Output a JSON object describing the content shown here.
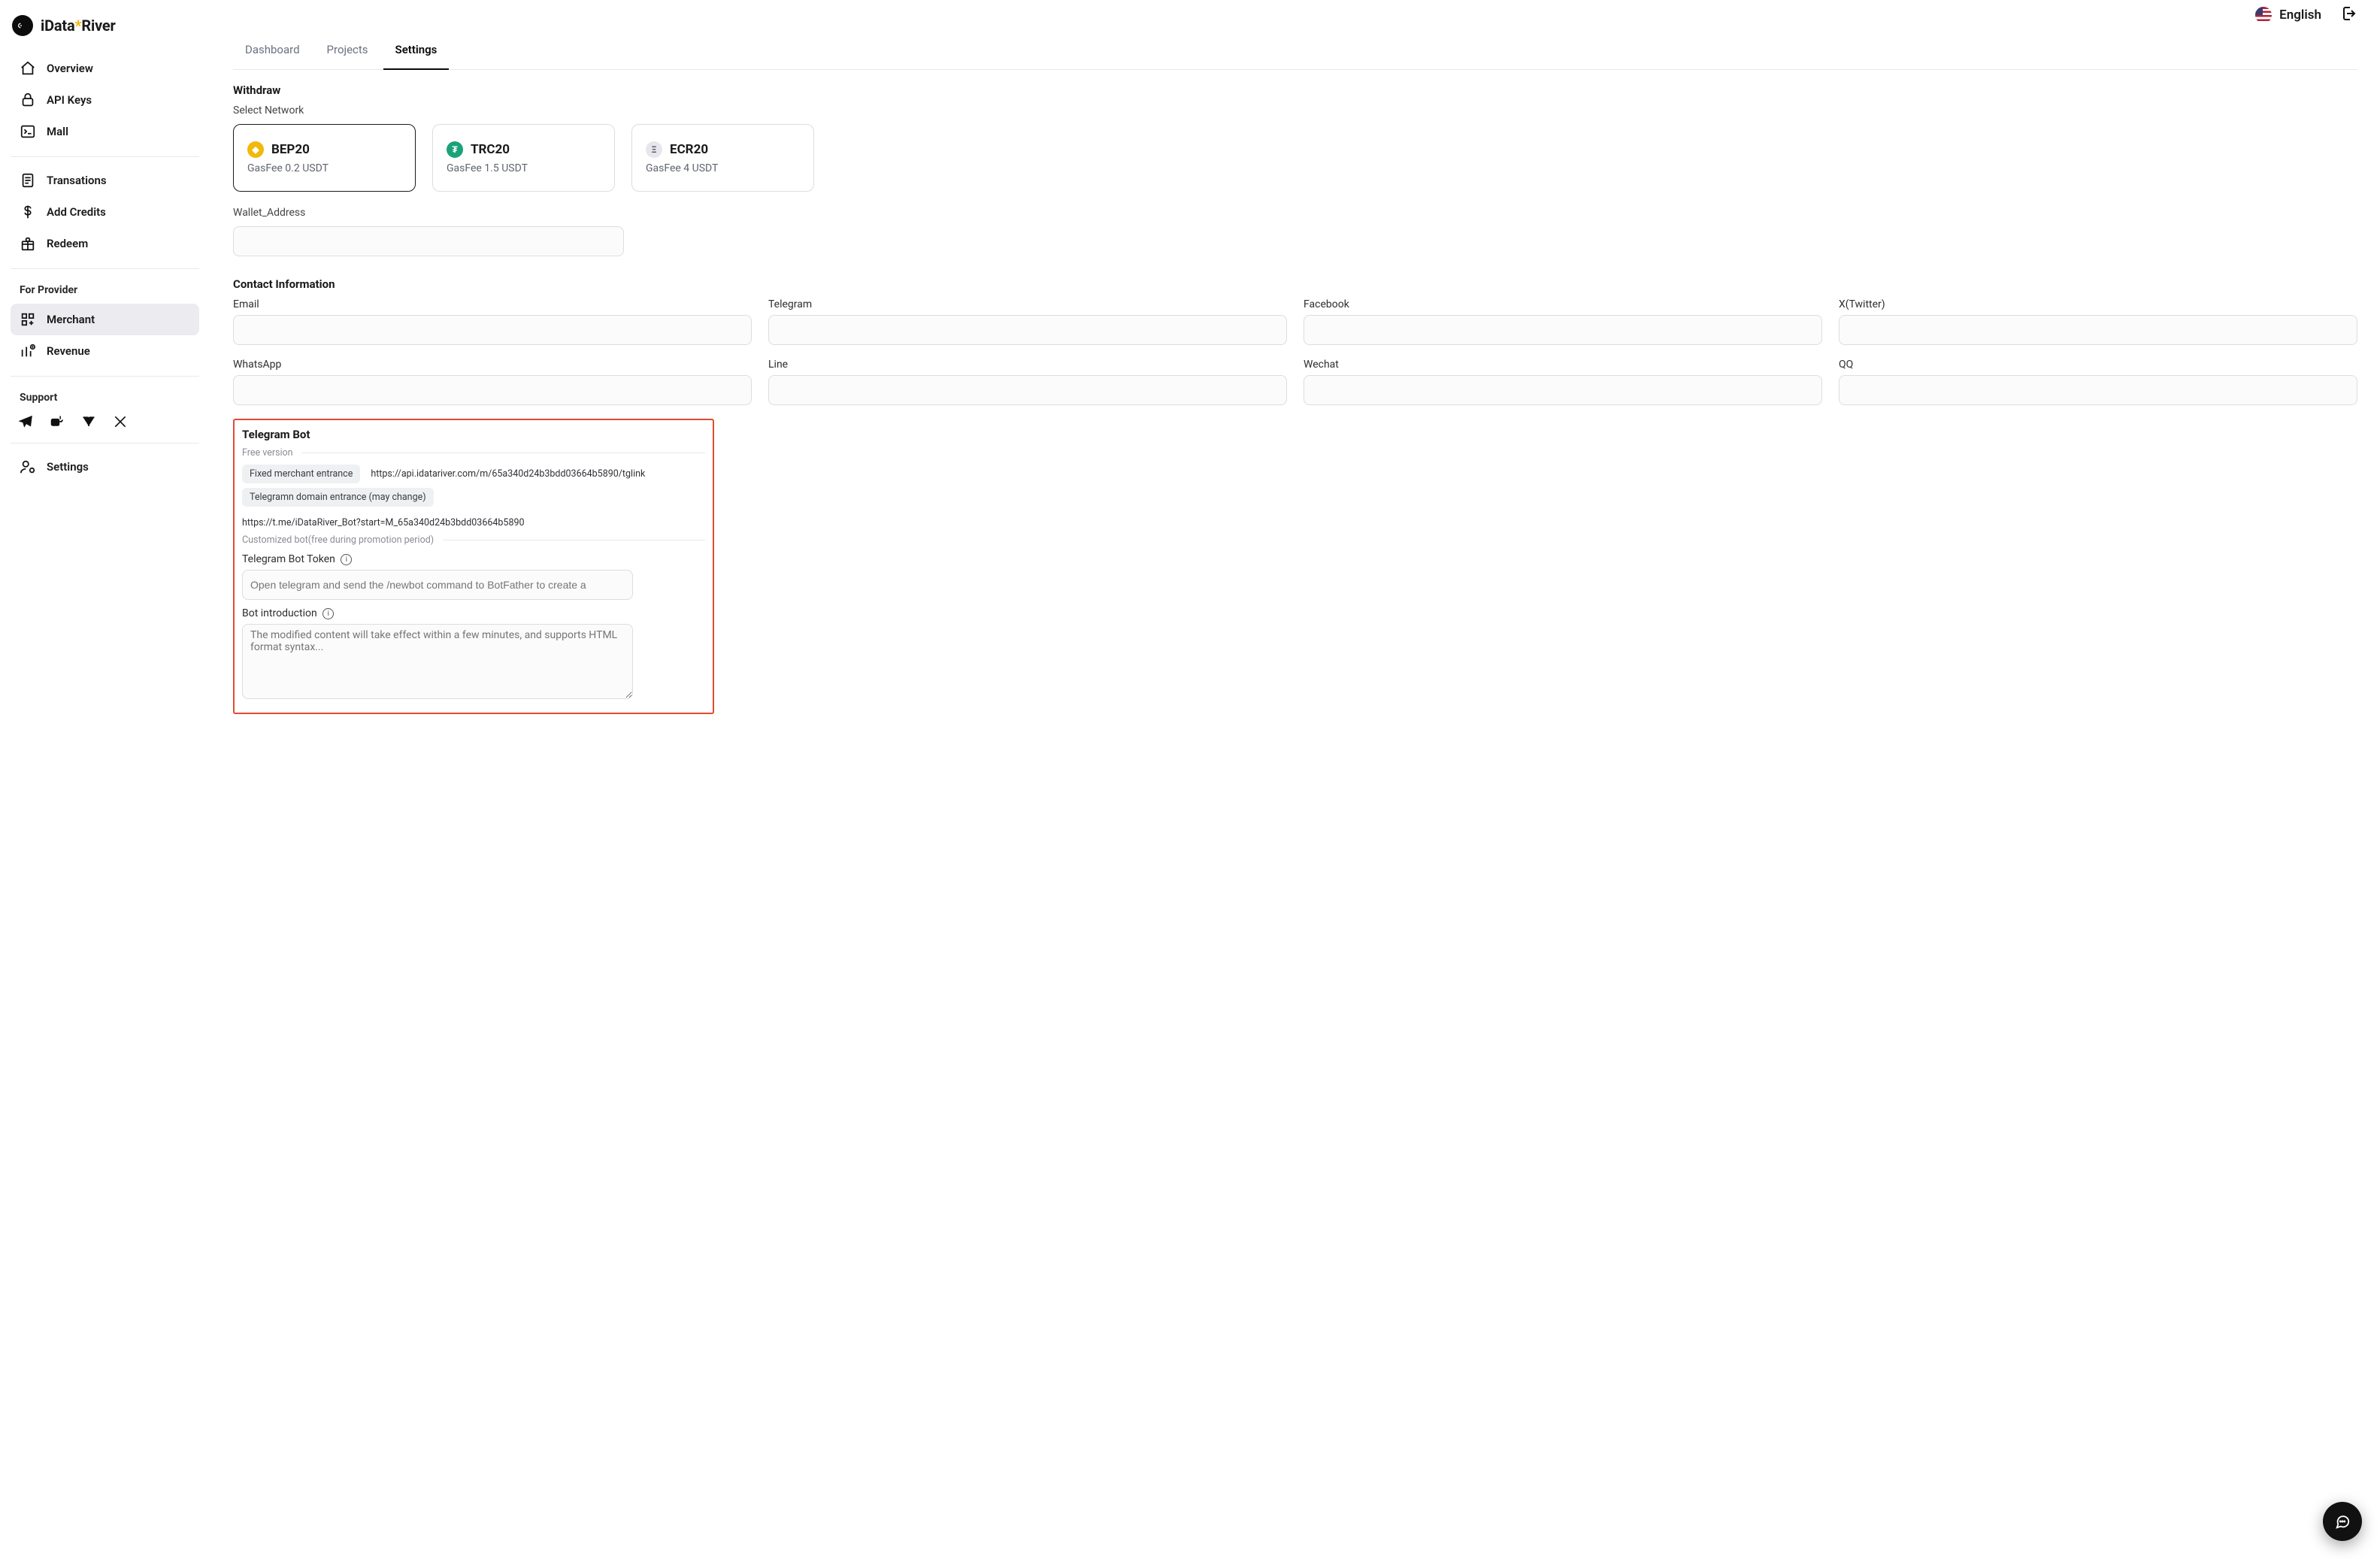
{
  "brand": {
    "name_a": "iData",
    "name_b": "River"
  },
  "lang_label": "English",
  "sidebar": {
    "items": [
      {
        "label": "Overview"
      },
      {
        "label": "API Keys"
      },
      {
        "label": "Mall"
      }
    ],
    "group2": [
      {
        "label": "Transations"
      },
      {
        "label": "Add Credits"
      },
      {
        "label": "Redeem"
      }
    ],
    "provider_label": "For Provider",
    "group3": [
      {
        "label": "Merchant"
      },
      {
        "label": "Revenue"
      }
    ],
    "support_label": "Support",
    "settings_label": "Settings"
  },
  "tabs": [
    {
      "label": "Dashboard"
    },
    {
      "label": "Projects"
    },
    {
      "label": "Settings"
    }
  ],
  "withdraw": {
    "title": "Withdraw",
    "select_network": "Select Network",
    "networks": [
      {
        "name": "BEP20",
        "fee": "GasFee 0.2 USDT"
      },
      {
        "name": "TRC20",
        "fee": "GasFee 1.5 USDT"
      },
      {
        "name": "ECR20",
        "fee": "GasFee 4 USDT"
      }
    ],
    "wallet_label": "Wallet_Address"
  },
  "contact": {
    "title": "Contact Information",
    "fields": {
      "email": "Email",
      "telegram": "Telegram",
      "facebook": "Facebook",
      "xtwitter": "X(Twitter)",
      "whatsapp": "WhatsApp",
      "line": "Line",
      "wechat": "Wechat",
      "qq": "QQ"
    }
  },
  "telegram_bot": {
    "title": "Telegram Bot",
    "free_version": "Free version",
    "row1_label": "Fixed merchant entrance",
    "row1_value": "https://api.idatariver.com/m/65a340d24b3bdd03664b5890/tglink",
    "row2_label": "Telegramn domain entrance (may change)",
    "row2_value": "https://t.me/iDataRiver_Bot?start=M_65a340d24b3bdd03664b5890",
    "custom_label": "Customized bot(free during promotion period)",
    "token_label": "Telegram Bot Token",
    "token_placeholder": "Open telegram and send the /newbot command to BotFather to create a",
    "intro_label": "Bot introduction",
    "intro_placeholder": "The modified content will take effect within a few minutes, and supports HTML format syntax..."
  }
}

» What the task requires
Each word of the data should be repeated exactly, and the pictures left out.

» Reply
Output a JSON object describing the content shown here.
{
  "brand": {
    "name_a": "iData",
    "name_b": "River"
  },
  "lang_label": "English",
  "sidebar": {
    "items": [
      {
        "label": "Overview"
      },
      {
        "label": "API Keys"
      },
      {
        "label": "Mall"
      }
    ],
    "group2": [
      {
        "label": "Transations"
      },
      {
        "label": "Add Credits"
      },
      {
        "label": "Redeem"
      }
    ],
    "provider_label": "For Provider",
    "group3": [
      {
        "label": "Merchant"
      },
      {
        "label": "Revenue"
      }
    ],
    "support_label": "Support",
    "settings_label": "Settings"
  },
  "tabs": [
    {
      "label": "Dashboard"
    },
    {
      "label": "Projects"
    },
    {
      "label": "Settings"
    }
  ],
  "withdraw": {
    "title": "Withdraw",
    "select_network": "Select Network",
    "networks": [
      {
        "name": "BEP20",
        "fee": "GasFee 0.2 USDT"
      },
      {
        "name": "TRC20",
        "fee": "GasFee 1.5 USDT"
      },
      {
        "name": "ECR20",
        "fee": "GasFee 4 USDT"
      }
    ],
    "wallet_label": "Wallet_Address"
  },
  "contact": {
    "title": "Contact Information",
    "fields": {
      "email": "Email",
      "telegram": "Telegram",
      "facebook": "Facebook",
      "xtwitter": "X(Twitter)",
      "whatsapp": "WhatsApp",
      "line": "Line",
      "wechat": "Wechat",
      "qq": "QQ"
    }
  },
  "telegram_bot": {
    "title": "Telegram Bot",
    "free_version": "Free version",
    "row1_label": "Fixed merchant entrance",
    "row1_value": "https://api.idatariver.com/m/65a340d24b3bdd03664b5890/tglink",
    "row2_label": "Telegramn domain entrance (may change)",
    "row2_value": "https://t.me/iDataRiver_Bot?start=M_65a340d24b3bdd03664b5890",
    "custom_label": "Customized bot(free during promotion period)",
    "token_label": "Telegram Bot Token",
    "token_placeholder": "Open telegram and send the /newbot command to BotFather to create a",
    "intro_label": "Bot introduction",
    "intro_placeholder": "The modified content will take effect within a few minutes, and supports HTML format syntax..."
  }
}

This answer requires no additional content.